What are some of the side effects of pancreatic enzyme replacement therapy?

Pancreatic enzyme replacement therapy is generally safe when taken at prescribed doses. However, taking very high doses for a prolonged period of time may damage the intestine and lead to worsening abdominal symptoms or weight loss.

What diet and lifestyle changes should I follow if I am receiving pancreatic enzyme replacement therapy?

If you are receiving pancreatic enzyme replacement therapy, you should:

  • Keep a log of meals, symptoms, and pancreatic enzyme replacement therapy use. This can help determine if the medications are helping you and if the dose needs to be changed.

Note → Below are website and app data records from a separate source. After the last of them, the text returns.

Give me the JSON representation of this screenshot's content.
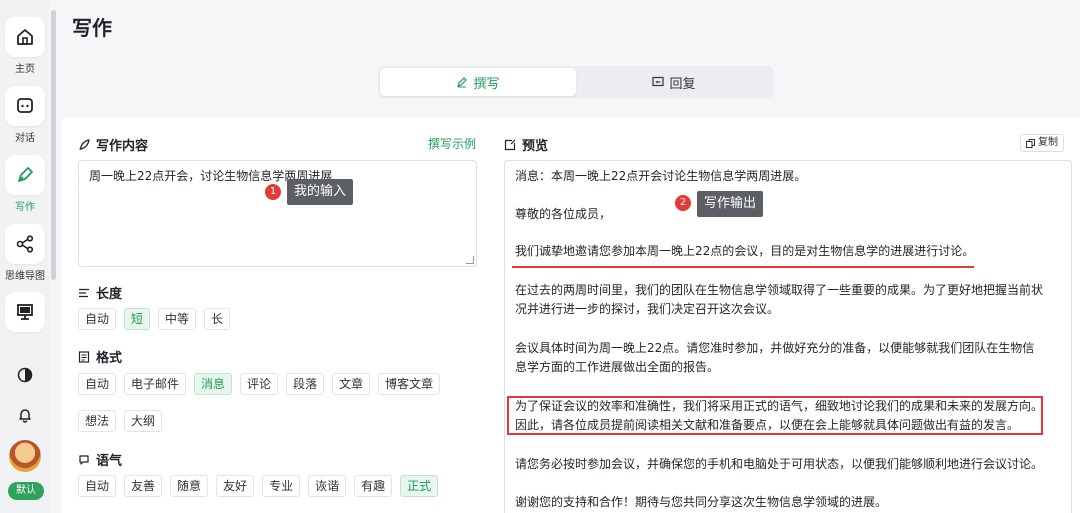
{
  "sidebar": {
    "items": [
      {
        "label": "主页",
        "icon": "home-icon"
      },
      {
        "label": "对话",
        "icon": "chat-icon"
      },
      {
        "label": "写作",
        "icon": "pen-icon"
      },
      {
        "label": "思维导图",
        "icon": "mindmap-icon"
      },
      {
        "label": "",
        "icon": "monitor-icon"
      }
    ],
    "utilities": [
      "theme-toggle-icon",
      "bell-icon"
    ],
    "default_tag": "默认"
  },
  "header": {
    "title": "写作"
  },
  "tabs": [
    {
      "label": "撰写",
      "icon": "edit-icon",
      "active": true
    },
    {
      "label": "回复",
      "icon": "reply-icon",
      "active": false
    }
  ],
  "left": {
    "content_title": "写作内容",
    "examples_link": "撰写示例",
    "input_value": "周一晚上22点开会，讨论生物信息学两周进展",
    "length": {
      "title": "长度",
      "options": [
        "自动",
        "短",
        "中等",
        "长"
      ],
      "selected": "短"
    },
    "format": {
      "title": "格式",
      "options_row1": [
        "自动",
        "电子邮件",
        "消息",
        "评论",
        "段落",
        "文章",
        "博客文章"
      ],
      "options_row2": [
        "想法",
        "大纲"
      ],
      "selected": "消息"
    },
    "tone": {
      "title": "语气",
      "options": [
        "自动",
        "友善",
        "随意",
        "友好",
        "专业",
        "诙谐",
        "有趣",
        "正式"
      ],
      "selected": "正式"
    }
  },
  "right": {
    "preview_title": "预览",
    "copy_label": "复制",
    "paragraphs": [
      "消息：本周一晚上22点开会讨论生物信息学两周进展。",
      "尊敬的各位成员，",
      "我们诚挚地邀请您参加本周一晚上22点的会议，目的是对生物信息学的进展进行讨论。",
      "在过去的两周时间里，我们的团队在生物信息学领域取得了一些重要的成果。为了更好地把握当前状",
      "况并进行进一步的探讨，我们决定召开这次会议。",
      "会议具体时间为周一晚上22点。请您准时参加，并做好充分的准备，以便能够就我们团队在生物信",
      "息学方面的工作进展做出全面的报告。",
      "为了保证会议的效率和准确性，我们将采用正式的语气，细致地讨论我们的成果和未来的发展方向。",
      "因此，请各位成员提前阅读相关文献和准备要点，以便在会上能够就具体问题做出有益的发言。",
      "请您务必按时参加会议，并确保您的手机和电脑处于可用状态，以便我们能够顺利地进行会议讨论。",
      "谢谢您的支持和合作！期待与您共同分享这次生物信息学领域的进展。"
    ]
  },
  "annotations": [
    {
      "number": "1",
      "text": "我的输入"
    },
    {
      "number": "2",
      "text": "写作输出"
    }
  ],
  "colors": {
    "accent": "#1e9e5a",
    "annotation": "#e53935"
  }
}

  • Avoid smoking and limit drinking alcohol.

  • Take vitamins and acid-blocking medications, if your health care team recommends it.

What are other things I should consider while receiving pancreatic enzyme replacement therapy?

There are several prescription brand medications for pancreatic enzyme replacement therapy, and they can be expensive. Because of the cost, some people may consider using cheaper, over-the-counter preparations of pancreatic enzymes. However, these over-the-counter medications are not regulated and may have very low enzyme content. Do not use them to replace prescribed therapy. Let your health care team know if you have trouble paying for your medications. They may be able to direct you to resources to help with the cost of treatment.

Vegetarians and followers of any religion that avoid pork products specifically or animal products in general should also know that current pancreatic enzyme replacement therapy formulations are derived from pig pancreas.